The learned Solicitor-General intervened on behalf of theUnion government and Mr. Palkbivala intervened forinterveners 1 to 3, and both of them supported thepetitioner.
(3.)MR. Purshottam Tricumdas, appearing for the petitioner,raised before us the following contentions: (1) Under Art.286(1)(b) of the Constitution, as it stood before theConstitution (Sixth Amendment) Act, 1956, the sales inquestion were not liable to sales tax inasmuch as they tookplace in the course of import of thegoods into the territory of India; (2) the said sales wereexempted from sales tax by the Bombay State under theexplanation to Art. 286(1) of the Constitution, as the goodswere delivered for the purpose of consumption in Statesother than Bombay; (3) the sales were effected outside theState of Bombay i.e., New Delhi, and therefore they werealso exempted under Art. 286(1)(a) of the Constitution; and(4) the first respondent could have only interfered with theearlier order of assessment under s. 15 of the Act withinthree years from the end of the assessment year 1954- 55,i.e., 31/03/1955, and that the said period havingelapsed, he had no power to interfere in revision under s.31 of the Act.

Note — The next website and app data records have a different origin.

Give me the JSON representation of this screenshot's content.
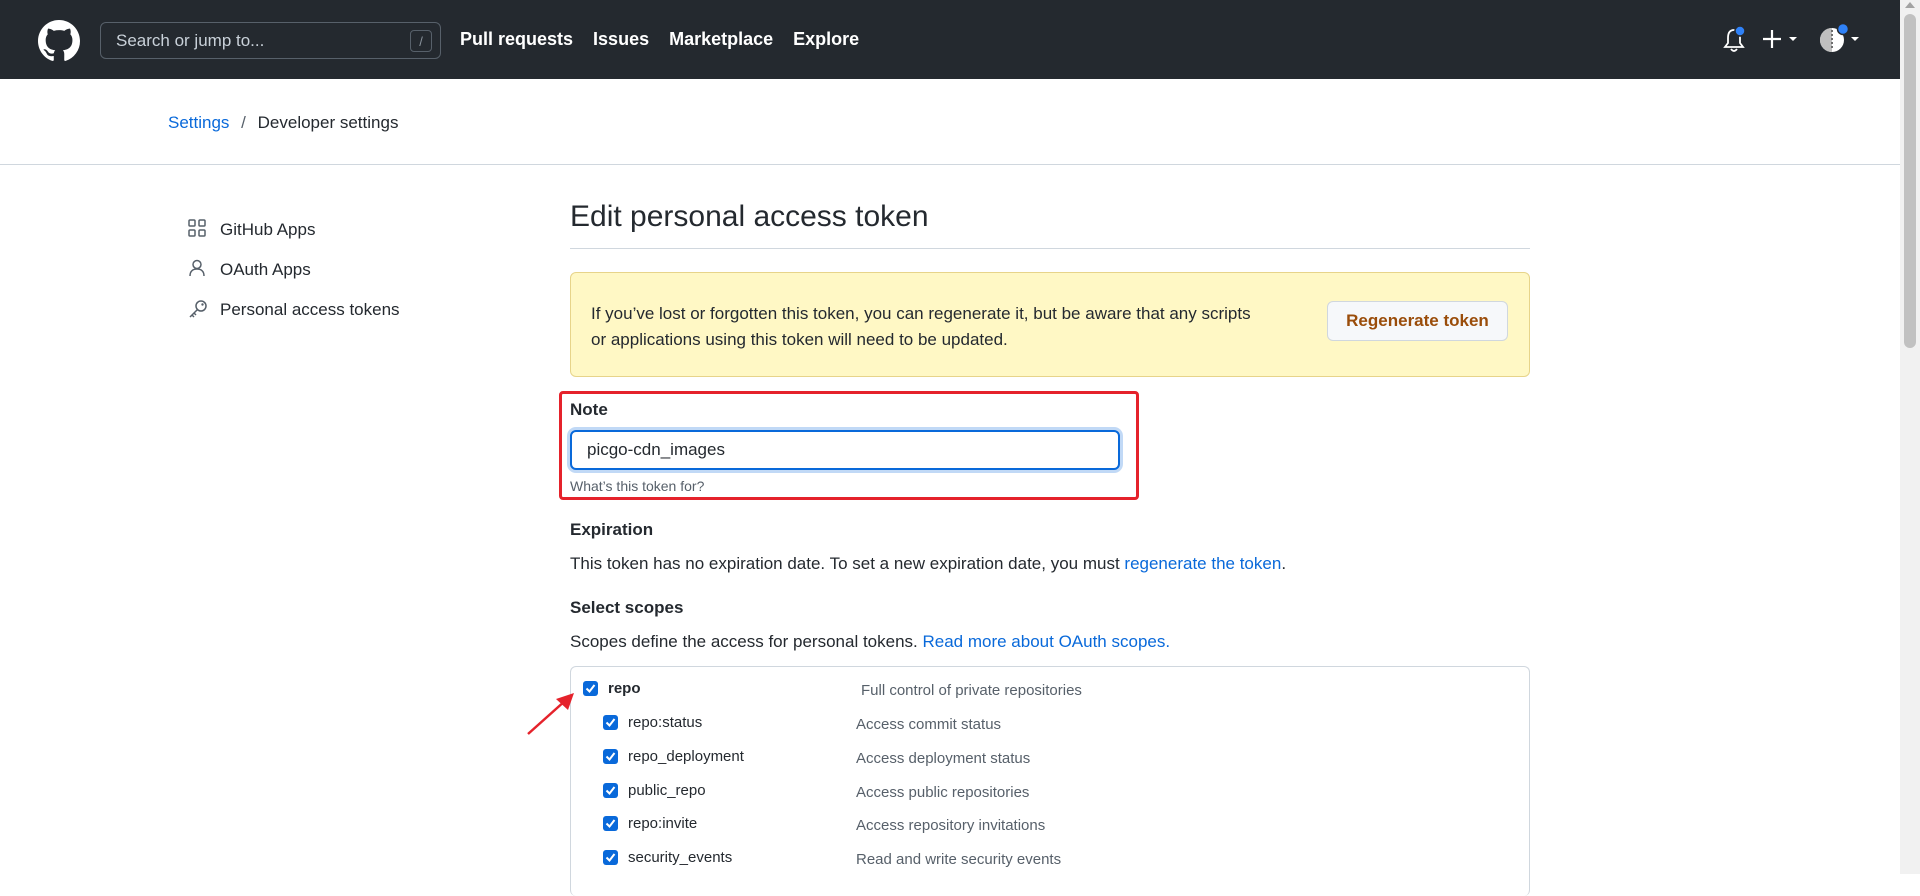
{
  "header": {
    "search_placeholder": "Search or jump to...",
    "search_shortcut": "/",
    "nav": [
      "Pull requests",
      "Issues",
      "Marketplace",
      "Explore"
    ]
  },
  "breadcrumb": {
    "settings": "Settings",
    "separator": "/",
    "current": "Developer settings"
  },
  "sidebar": {
    "items": [
      {
        "label": "GitHub Apps",
        "icon": "apps-icon"
      },
      {
        "label": "OAuth Apps",
        "icon": "person-icon"
      },
      {
        "label": "Personal access tokens",
        "icon": "key-icon"
      }
    ]
  },
  "main": {
    "title": "Edit personal access token",
    "warning_line1": "If you’ve lost or forgotten this token, you can regenerate it, but be aware that any scripts",
    "warning_line2": "or applications using this token will need to be updated.",
    "regenerate_button": "Regenerate token",
    "note_label": "Note",
    "note_value": "picgo-cdn_images",
    "note_help": "What’s this token for?",
    "expiration_label": "Expiration",
    "expiration_text": "This token has no expiration date. To set a new expiration date, you must ",
    "expiration_link": "regenerate the token",
    "expiration_end": ".",
    "scopes_label": "Select scopes",
    "scopes_text": "Scopes define the access for personal tokens. ",
    "scopes_link": "Read more about OAuth scopes.",
    "scopes": [
      {
        "name": "repo",
        "desc": "Full control of private repositories",
        "checked": true
      },
      {
        "name": "repo:status",
        "desc": "Access commit status",
        "checked": true
      },
      {
        "name": "repo_deployment",
        "desc": "Access deployment status",
        "checked": true
      },
      {
        "name": "public_repo",
        "desc": "Access public repositories",
        "checked": true
      },
      {
        "name": "repo:invite",
        "desc": "Access repository invitations",
        "checked": true
      },
      {
        "name": "security_events",
        "desc": "Read and write security events",
        "checked": true
      }
    ]
  },
  "colors": {
    "header_bg": "#24292f",
    "link": "#0969da",
    "highlight": "#e5222b",
    "warning_bg": "#fff8c5"
  }
}
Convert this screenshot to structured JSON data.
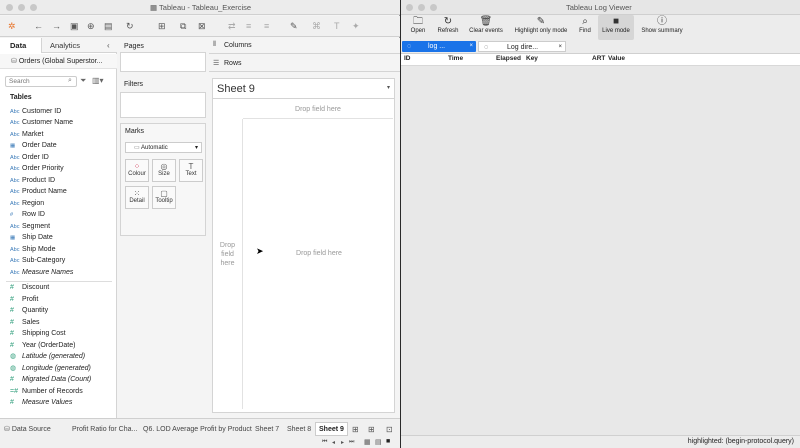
{
  "tableau": {
    "window_title": "Tableau - Tableau_Exercise",
    "side_tabs": {
      "data": "Data",
      "analytics": "Analytics"
    },
    "data_source": "Orders (Global Superstor...",
    "search_placeholder": "Search",
    "tables_header": "Tables",
    "dimensions": [
      {
        "type": "Abc",
        "label": "Customer ID",
        "italic": false
      },
      {
        "type": "Abc",
        "label": "Customer Name",
        "italic": false
      },
      {
        "type": "Abc",
        "label": "Market",
        "italic": false
      },
      {
        "type": "date",
        "label": "Order Date",
        "italic": false
      },
      {
        "type": "Abc",
        "label": "Order ID",
        "italic": false
      },
      {
        "type": "Abc",
        "label": "Order Priority",
        "italic": false
      },
      {
        "type": "Abc",
        "label": "Product ID",
        "italic": false
      },
      {
        "type": "Abc",
        "label": "Product Name",
        "italic": false
      },
      {
        "type": "Abc",
        "label": "Region",
        "italic": false
      },
      {
        "type": "#",
        "label": "Row ID",
        "italic": false
      },
      {
        "type": "Abc",
        "label": "Segment",
        "italic": false
      },
      {
        "type": "date",
        "label": "Ship Date",
        "italic": false
      },
      {
        "type": "Abc",
        "label": "Ship Mode",
        "italic": false
      },
      {
        "type": "Abc",
        "label": "Sub-Category",
        "italic": false
      },
      {
        "type": "Abc",
        "label": "Measure Names",
        "italic": true
      }
    ],
    "measures": [
      {
        "type": "#",
        "label": "Discount",
        "italic": false
      },
      {
        "type": "#",
        "label": "Profit",
        "italic": false
      },
      {
        "type": "#",
        "label": "Quantity",
        "italic": false
      },
      {
        "type": "#",
        "label": "Sales",
        "italic": false
      },
      {
        "type": "#",
        "label": "Shipping Cost",
        "italic": false
      },
      {
        "type": "#",
        "label": "Year (OrderDate)",
        "italic": false
      },
      {
        "type": "globe",
        "label": "Latitude (generated)",
        "italic": true
      },
      {
        "type": "globe",
        "label": "Longitude (generated)",
        "italic": true
      },
      {
        "type": "#",
        "label": "Migrated Data (Count)",
        "italic": true
      },
      {
        "type": "=#",
        "label": "Number of Records",
        "italic": false
      },
      {
        "type": "#",
        "label": "Measure Values",
        "italic": true
      }
    ],
    "pages_label": "Pages",
    "filters_label": "Filters",
    "marks_label": "Marks",
    "mark_type": "Automatic",
    "mark_buttons": [
      "Colour",
      "Size",
      "Text",
      "Detail",
      "Tooltip"
    ],
    "columns_label": "Columns",
    "rows_label": "Rows",
    "sheet_title": "Sheet 9",
    "drop_field_here": "Drop field here",
    "drop_field_left": "Drop\nfield\nhere",
    "sheet_tabs": [
      "Data Source",
      "Profit Ratio for Cha...",
      "Q6. LOD Average Profit by Product",
      "Sheet 7",
      "Sheet 8",
      "Sheet 9"
    ],
    "active_sheet": "Sheet 9"
  },
  "log_viewer": {
    "window_title": "Tableau Log Viewer",
    "toolbar": [
      "Open",
      "Refresh",
      "Clear events",
      "Highlight only mode",
      "Find",
      "Live mode",
      "Show summary"
    ],
    "tabs": [
      {
        "label": "log ...",
        "active": true
      },
      {
        "label": "Log dire...",
        "active": false
      }
    ],
    "columns": [
      "ID",
      "Time",
      "Elapsed",
      "Key",
      "ART",
      "Value"
    ],
    "status": "highlighted: (begin-protocol.query)"
  },
  "colors": {
    "accent": "#1a73e8",
    "tableau_blue": "#3a7ab8",
    "measure_green": "#2e9d7a"
  }
}
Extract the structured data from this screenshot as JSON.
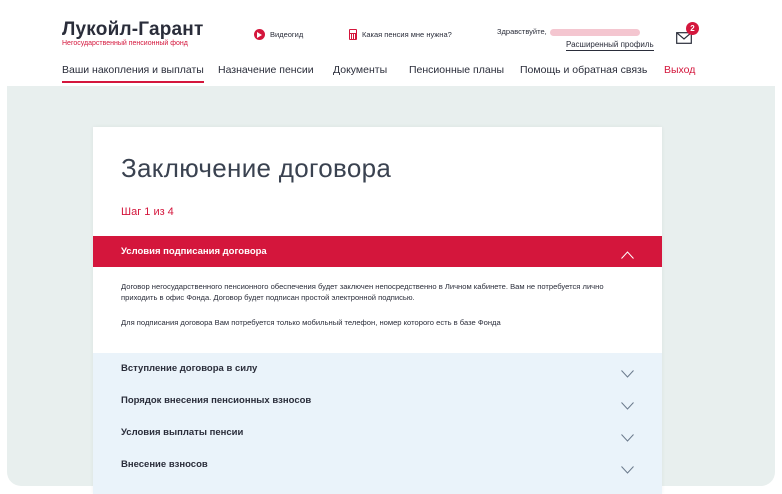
{
  "brand": {
    "title": "Лукойл-Гарант",
    "subtitle": "Негосударственный пенсионный фонд"
  },
  "header": {
    "video_label": "Видеогид",
    "calc_label": "Какая пенсия мне нужна?",
    "greeting": "Здравствуйте,",
    "profile_link": "Расширенный профиль",
    "notifications_count": "2"
  },
  "nav": {
    "items": [
      {
        "label": "Ваши накопления и выплаты"
      },
      {
        "label": "Назначение пенсии"
      },
      {
        "label": "Документы"
      },
      {
        "label": "Пенсионные планы"
      },
      {
        "label": "Помощь и обратная связь"
      }
    ],
    "exit_label": "Выход"
  },
  "main": {
    "title": "Заключение договора",
    "step": "Шаг 1 из 4",
    "open_section": {
      "title": "Условия подписания договора",
      "paragraph1": "Договор негосударственного пенсионного обеспечения будет заключен непосредственно в Личном кабинете. Вам не потребуется лично приходить в офис Фонда. Договор будет подписан простой электронной подписью.",
      "paragraph2": "Для подписания договора Вам потребуется только мобильный телефон, номер которого есть в базе Фонда"
    },
    "sections": [
      {
        "title": "Вступление договора в силу"
      },
      {
        "title": "Порядок внесения пенсионных взносов"
      },
      {
        "title": "Условия выплаты пенсии"
      },
      {
        "title": "Внесение взносов"
      }
    ]
  },
  "colors": {
    "accent": "#d4163c",
    "background": "#e8efee",
    "accordion_closed": "#eaf3fa",
    "text": "#2a2d3a"
  }
}
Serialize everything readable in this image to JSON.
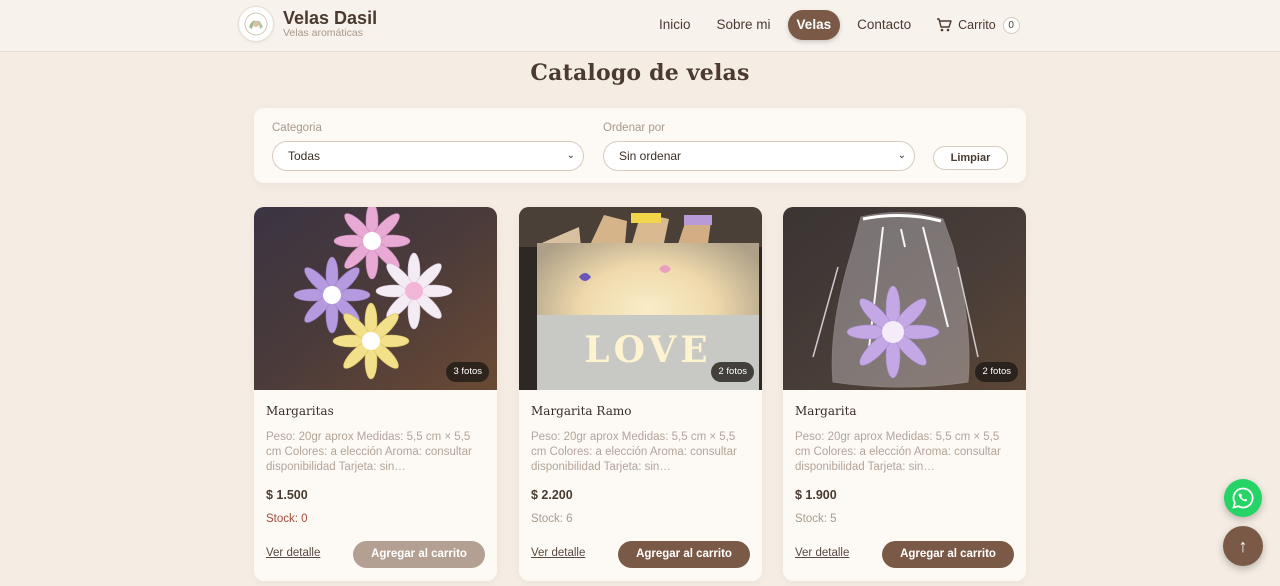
{
  "header": {
    "brand_name": "Velas Dasil",
    "brand_sub": "Velas aromáticas",
    "nav": [
      {
        "label": "Inicio",
        "active": false
      },
      {
        "label": "Sobre mi",
        "active": false
      },
      {
        "label": "Velas",
        "active": true
      },
      {
        "label": "Contacto",
        "active": false
      }
    ],
    "cart_label": "Carrito",
    "cart_count": "0"
  },
  "page_title": "Catalogo de velas",
  "filter": {
    "category_label": "Categoria",
    "category_value": "Todas",
    "sort_label": "Ordenar por",
    "sort_value": "Sin ordenar",
    "clear_label": "Limpiar"
  },
  "products": [
    {
      "name": "Margaritas",
      "photos": "3 fotos",
      "description": "Peso: 20gr aprox Medidas: 5,5 cm × 5,5 cm Colores: a elección Aroma: consultar disponibilidad Tarjeta: sin…",
      "price": "$ 1.500",
      "stock": "Stock: 0",
      "detail_label": "Ver detalle",
      "add_label": "Agregar al carrito",
      "available": false
    },
    {
      "name": "Margarita Ramo",
      "photos": "2 fotos",
      "description": "Peso: 20gr aprox Medidas: 5,5 cm × 5,5 cm Colores: a elección Aroma: consultar disponibilidad Tarjeta: sin…",
      "price": "$ 2.200",
      "stock": "Stock: 6",
      "detail_label": "Ver detalle",
      "add_label": "Agregar al carrito",
      "available": true
    },
    {
      "name": "Margarita",
      "photos": "2 fotos",
      "description": "Peso: 20gr aprox Medidas: 5,5 cm × 5,5 cm Colores: a elección Aroma: consultar disponibilidad Tarjeta: sin…",
      "price": "$ 1.900",
      "stock": "Stock: 5",
      "detail_label": "Ver detalle",
      "add_label": "Agregar al carrito",
      "available": true
    }
  ],
  "love_text": "LOVE",
  "floating": {
    "back_to_top": "↑"
  },
  "colors": {
    "accent": "#7a5a46",
    "background": "#f5ede4",
    "whatsapp": "#25d366"
  }
}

The first point is the most substantial one in the case andif the petitioner succeeds on that point, no other questionwould arise for consideration.
The first question turns upon the interpretation of Art.286(1)(b) of the Constitution before it was amended by theConstitution (Sixth Amendment) Act, 1956. The said Articleread;' (1) No law of a State shall impose, or authorise theimposition of, a tax on the sale or purchase of goods wheresuch sale or purchase takes place-(b) in the course of the import of goods into, or export ofthe goods out of, the territory of India. ' Under thisArticle, if the sales by the petitioner to the government ofIndia took place in the course of the import. of the goodsinto the territory of India, the Bombay State would have nopower to impose sales tax on the said sales.